EXERCISE INPUTS Block Start

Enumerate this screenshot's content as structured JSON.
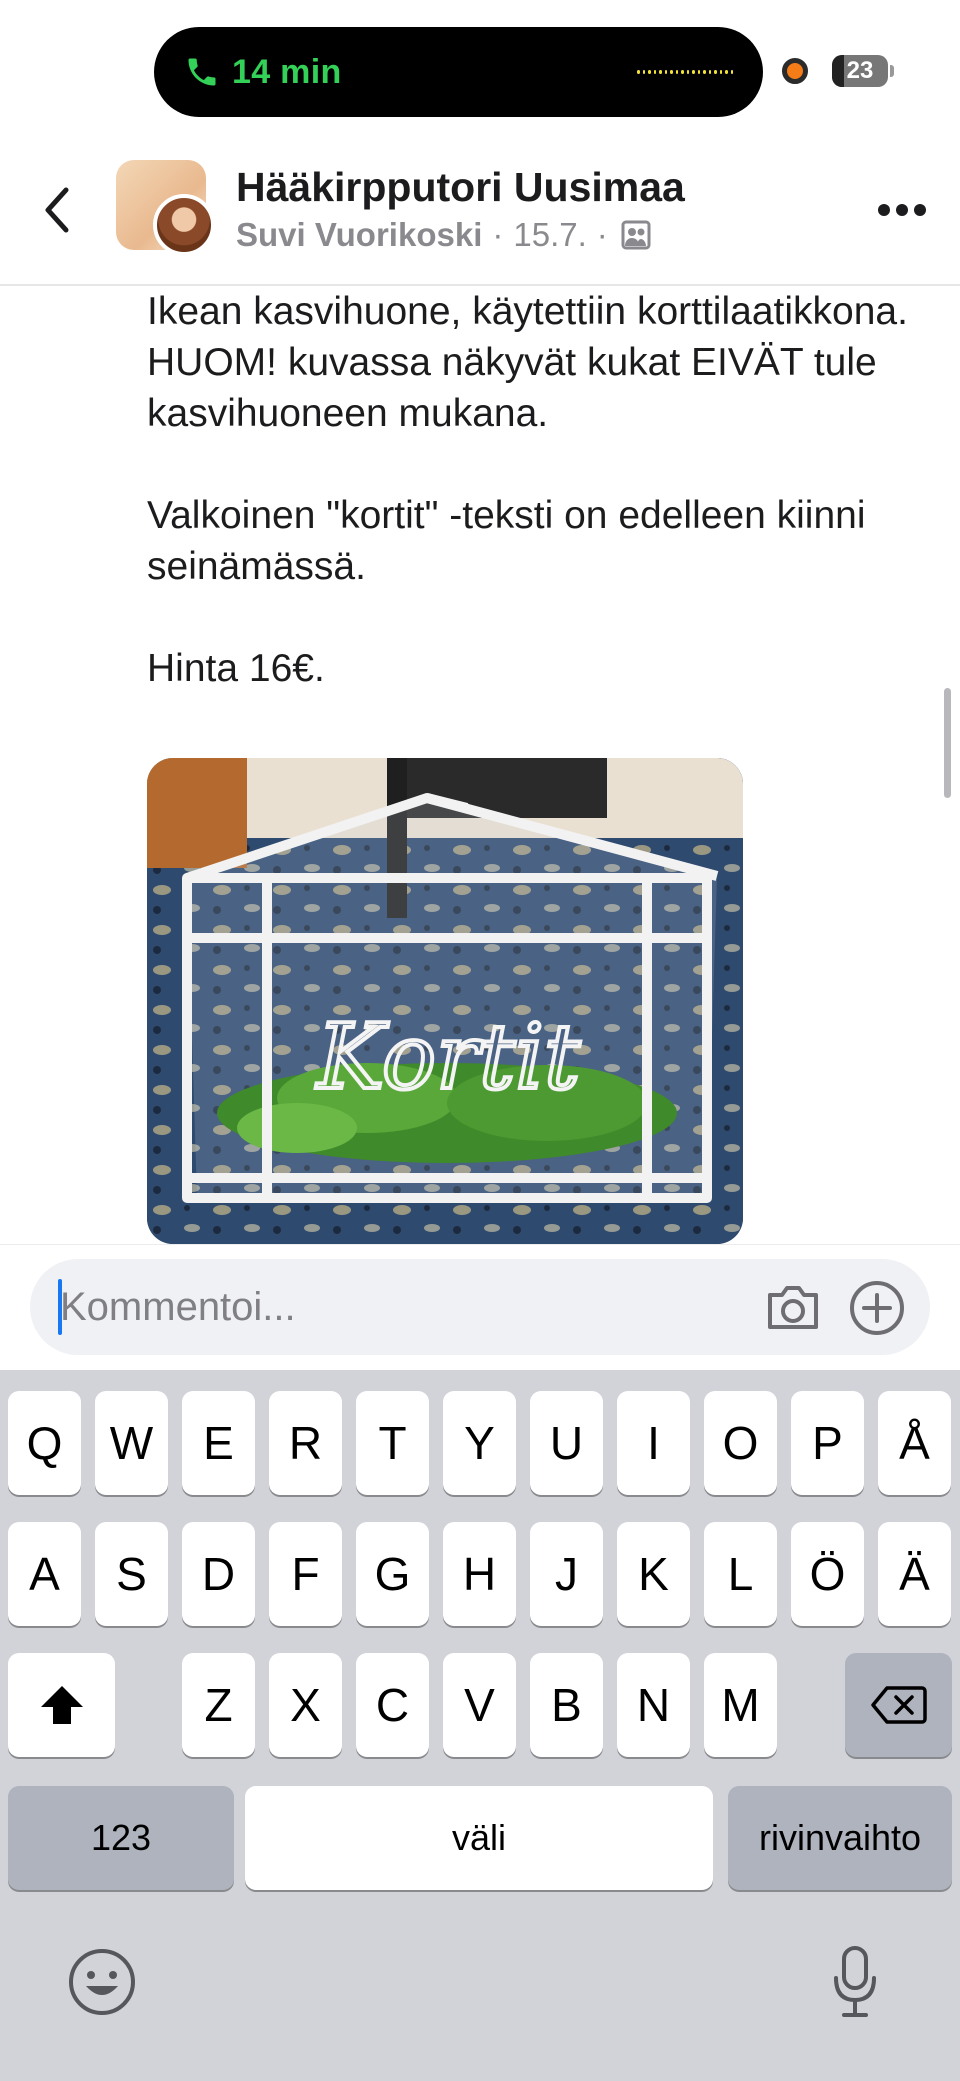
{
  "status_bar": {
    "call_time": "14 min",
    "battery_level": "23"
  },
  "header": {
    "group_name": "Hääkirpputori Uusimaa",
    "author": "Suvi Vuorikoski",
    "separator": "·",
    "date": "15.7.",
    "audience_icon": "group-members-icon",
    "back_icon": "chevron-left-icon",
    "more_icon": "more-dots-icon"
  },
  "post": {
    "paragraphs": [
      "Ikean kasvihuone, käytettiin korttilaatikkona. HUOM! kuvassa näkyvät kukat EIVÄT tule kasvihuoneen mukana.",
      "Valkoinen \"kortit\" -teksti on edelleen kiinni seinämässä.",
      "Hinta 16€."
    ],
    "photo_caption_text": "Kortit"
  },
  "comment_bar": {
    "placeholder": "Kommentoi...",
    "camera_icon": "camera-icon",
    "add_icon": "plus-circle-icon"
  },
  "keyboard": {
    "row1": [
      "Q",
      "W",
      "E",
      "R",
      "T",
      "Y",
      "U",
      "I",
      "O",
      "P",
      "Å"
    ],
    "row2": [
      "A",
      "S",
      "D",
      "F",
      "G",
      "H",
      "J",
      "K",
      "L",
      "Ö",
      "Ä"
    ],
    "row3": [
      "Z",
      "X",
      "C",
      "V",
      "B",
      "N",
      "M"
    ],
    "numbers_label": "123",
    "space_label": "väli",
    "return_label": "rivinvaihto",
    "shift_icon": "shift-icon",
    "backspace_icon": "backspace-icon",
    "emoji_icon": "emoji-icon",
    "mic_icon": "microphone-icon"
  },
  "colors": {
    "call_green": "#34d158",
    "accent_blue": "#1877f2",
    "keyboard_bg": "#d1d3d9"
  }
}
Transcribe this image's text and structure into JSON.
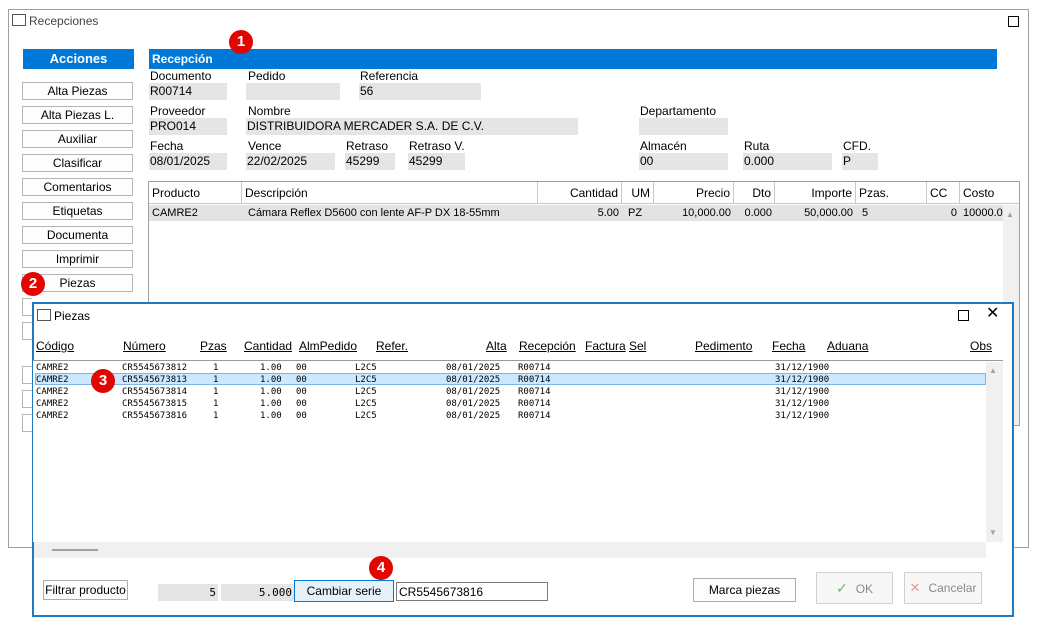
{
  "window": {
    "title": "Recepciones"
  },
  "sidebar": {
    "header": "Acciones",
    "items": [
      "Alta Piezas",
      "Alta Piezas L.",
      "Auxiliar",
      "Clasificar",
      "Comentarios",
      "Etiquetas",
      "Documenta",
      "Imprimir",
      "Piezas"
    ]
  },
  "reception": {
    "section_title": "Recepción",
    "documento": {
      "label": "Documento",
      "value": "R00714"
    },
    "pedido": {
      "label": "Pedido",
      "value": ""
    },
    "referencia": {
      "label": "Referencia",
      "value": "56"
    },
    "proveedor": {
      "label": "Proveedor",
      "value": "PRO014"
    },
    "nombre": {
      "label": "Nombre",
      "value": "DISTRIBUIDORA MERCADER S.A. DE C.V."
    },
    "departamento": {
      "label": "Departamento",
      "value": ""
    },
    "fecha": {
      "label": "Fecha",
      "value": "08/01/2025"
    },
    "vence": {
      "label": "Vence",
      "value": "22/02/2025"
    },
    "retraso": {
      "label": "Retraso",
      "value": "45299"
    },
    "retraso_v": {
      "label": "Retraso V.",
      "value": "45299"
    },
    "almacen": {
      "label": "Almacén",
      "value": "00"
    },
    "ruta": {
      "label": "Ruta",
      "value": "0.000"
    },
    "cfd": {
      "label": "CFD.",
      "value": "P"
    }
  },
  "grid": {
    "headers": [
      "Producto",
      "Descripción",
      "Cantidad",
      "UM",
      "Precio",
      "Dto",
      "Importe",
      "Pzas.",
      "CC",
      "Costo"
    ],
    "rows": [
      {
        "producto": "CAMRE2",
        "descripcion": "Cámara Reflex D5600 con lente AF-P DX 18-55mm",
        "cantidad": "5.00",
        "um": "PZ",
        "precio": "10,000.00",
        "dto": "0.000",
        "importe": "50,000.00",
        "pzas": "5",
        "cc": "0",
        "costo": "10000.0"
      }
    ]
  },
  "piezas": {
    "title": "Piezas",
    "headers": [
      "Código",
      "Número",
      "Pzas",
      "Cantidad",
      "AlmPedido",
      "Refer.",
      "Alta",
      "Recepción",
      "Factura",
      "Sel",
      "Pedimento",
      "Fecha",
      "Aduana",
      "Obs"
    ],
    "rows": [
      {
        "codigo": "CAMRE2",
        "numero": "CR5545673812",
        "pzas": "1",
        "cantidad": "1.00",
        "alm": "00",
        "refer": "L2C5",
        "alta": "08/01/2025",
        "recepcion": "R00714",
        "fecha": "31/12/1900"
      },
      {
        "codigo": "CAMRE2",
        "numero": "CR5545673813",
        "pzas": "1",
        "cantidad": "1.00",
        "alm": "00",
        "refer": "L2C5",
        "alta": "08/01/2025",
        "recepcion": "R00714",
        "fecha": "31/12/1900"
      },
      {
        "codigo": "CAMRE2",
        "numero": "CR5545673814",
        "pzas": "1",
        "cantidad": "1.00",
        "alm": "00",
        "refer": "L2C5",
        "alta": "08/01/2025",
        "recepcion": "R00714",
        "fecha": "31/12/1900"
      },
      {
        "codigo": "CAMRE2",
        "numero": "CR5545673815",
        "pzas": "1",
        "cantidad": "1.00",
        "alm": "00",
        "refer": "L2C5",
        "alta": "08/01/2025",
        "recepcion": "R00714",
        "fecha": "31/12/1900"
      },
      {
        "codigo": "CAMRE2",
        "numero": "CR5545673816",
        "pzas": "1",
        "cantidad": "1.00",
        "alm": "00",
        "refer": "L2C5",
        "alta": "08/01/2025",
        "recepcion": "R00714",
        "fecha": "31/12/1900"
      }
    ],
    "selected_row": 1,
    "footer": {
      "filtrar_label": "Filtrar producto",
      "count": "5",
      "total": "5.000",
      "cambiar_label": "Cambiar serie",
      "serie_value": "CR5545673816",
      "marca_label": "Marca piezas",
      "ok_label": "OK",
      "cancel_label": "Cancelar"
    }
  },
  "badges": [
    "1",
    "2",
    "3",
    "4"
  ],
  "icons": {
    "maximize": "maximize-icon",
    "close": "close-icon",
    "check": "check-icon",
    "x": "x-icon"
  },
  "colors": {
    "accent": "#0078d7",
    "badge": "#e10600",
    "selection": "#cce8ff"
  }
}
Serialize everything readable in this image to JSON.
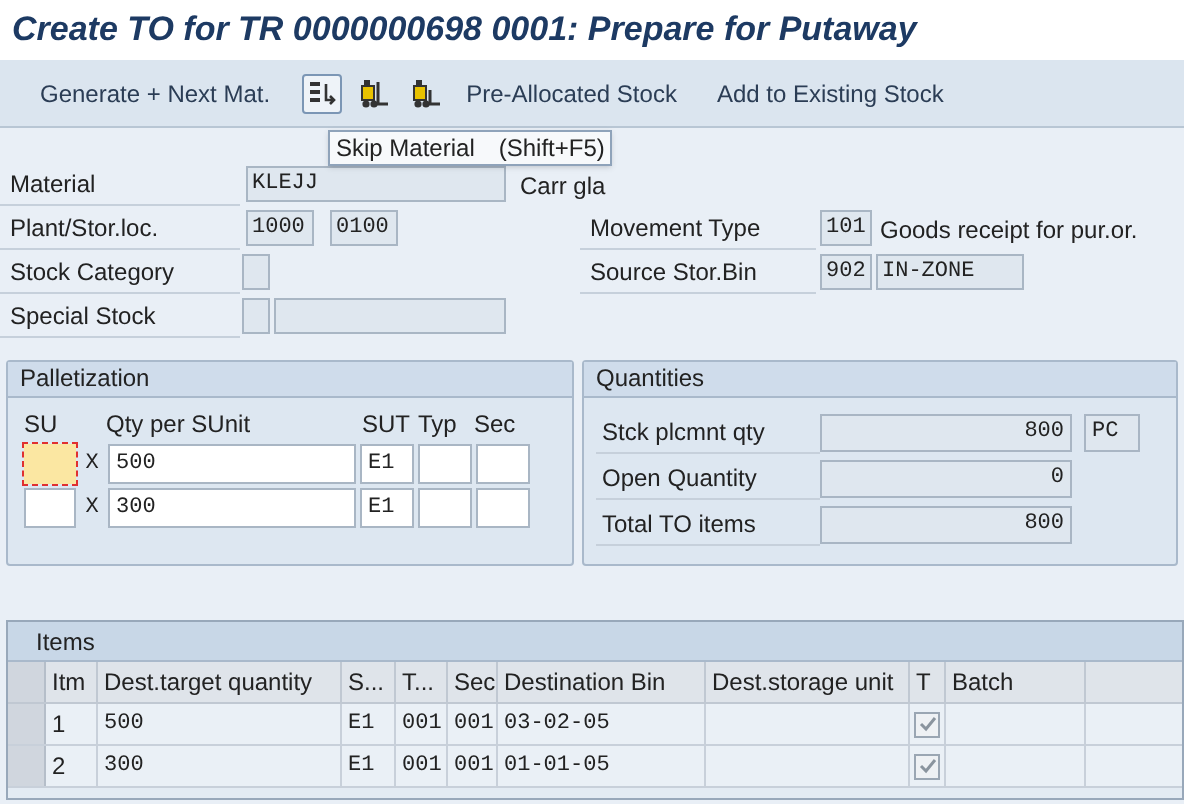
{
  "window": {
    "title": "Create TO for TR 0000000698 0001: Prepare for Putaway"
  },
  "toolbar": {
    "items": [
      {
        "kind": "text",
        "label": "Generate + Next Mat."
      },
      {
        "kind": "icon",
        "selected": true
      },
      {
        "kind": "icon",
        "selected": false
      },
      {
        "kind": "icon",
        "selected": false
      },
      {
        "kind": "text",
        "label": "Pre-Allocated Stock"
      },
      {
        "kind": "text",
        "label": "Add to Existing Stock"
      }
    ]
  },
  "tooltip": {
    "text": "Skip Material",
    "shortcut": "(Shift+F5)"
  },
  "header": {
    "material": {
      "label": "Material",
      "value": "KLEJJ",
      "description": "Carr gla"
    },
    "plant": {
      "label": "Plant/Stor.loc.",
      "plant": "1000",
      "storage_location": "0100"
    },
    "stock_category": {
      "label": "Stock Category"
    },
    "special_stock": {
      "label": "Special Stock"
    },
    "movement_type": {
      "label": "Movement Type",
      "value": "101",
      "description": "Goods receipt for pur.or."
    },
    "source_bin": {
      "label": "Source Stor.Bin",
      "value": "902",
      "description": "IN-ZONE"
    }
  },
  "palletization": {
    "title": "Palletization",
    "columns": [
      "SU",
      "Qty per SUnit",
      "SUT",
      "Typ",
      "Sec"
    ],
    "rows": [
      {
        "su": "",
        "x": "X",
        "qty": "500",
        "sut": "E1",
        "selected": true
      },
      {
        "su": "",
        "x": "X",
        "qty": "300",
        "sut": "E1",
        "selected": false
      }
    ]
  },
  "quantities": {
    "title": "Quantities",
    "rows": [
      {
        "label": "Stck plcmnt qty",
        "value": "800",
        "unit": "PC"
      },
      {
        "label": "Open Quantity",
        "value": "0"
      },
      {
        "label": "Total TO items",
        "value": "800"
      }
    ]
  },
  "items": {
    "title": "Items",
    "columns": [
      "Itm",
      "Dest.target quantity",
      "S...",
      "T...",
      "Sec",
      "Destination Bin",
      "Dest.storage unit",
      "T",
      "Batch"
    ],
    "rows": [
      {
        "itm": "1",
        "qty": "500",
        "s": "E1",
        "t": "001",
        "sec": "001",
        "bin": "03-02-05",
        "su": "",
        "checked": true,
        "batch": ""
      },
      {
        "itm": "2",
        "qty": "300",
        "s": "E1",
        "t": "001",
        "sec": "001",
        "bin": "01-01-05",
        "su": "",
        "checked": true,
        "batch": ""
      }
    ]
  }
}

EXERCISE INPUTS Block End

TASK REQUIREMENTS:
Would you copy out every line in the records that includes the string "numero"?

EXERCISE RESULT:
        "numero": "CR5545673812",
        "numero": "CR5545673813",
        "numero": "CR5545673814",
        "numero": "CR5545673815",
        "numero": "CR5545673816",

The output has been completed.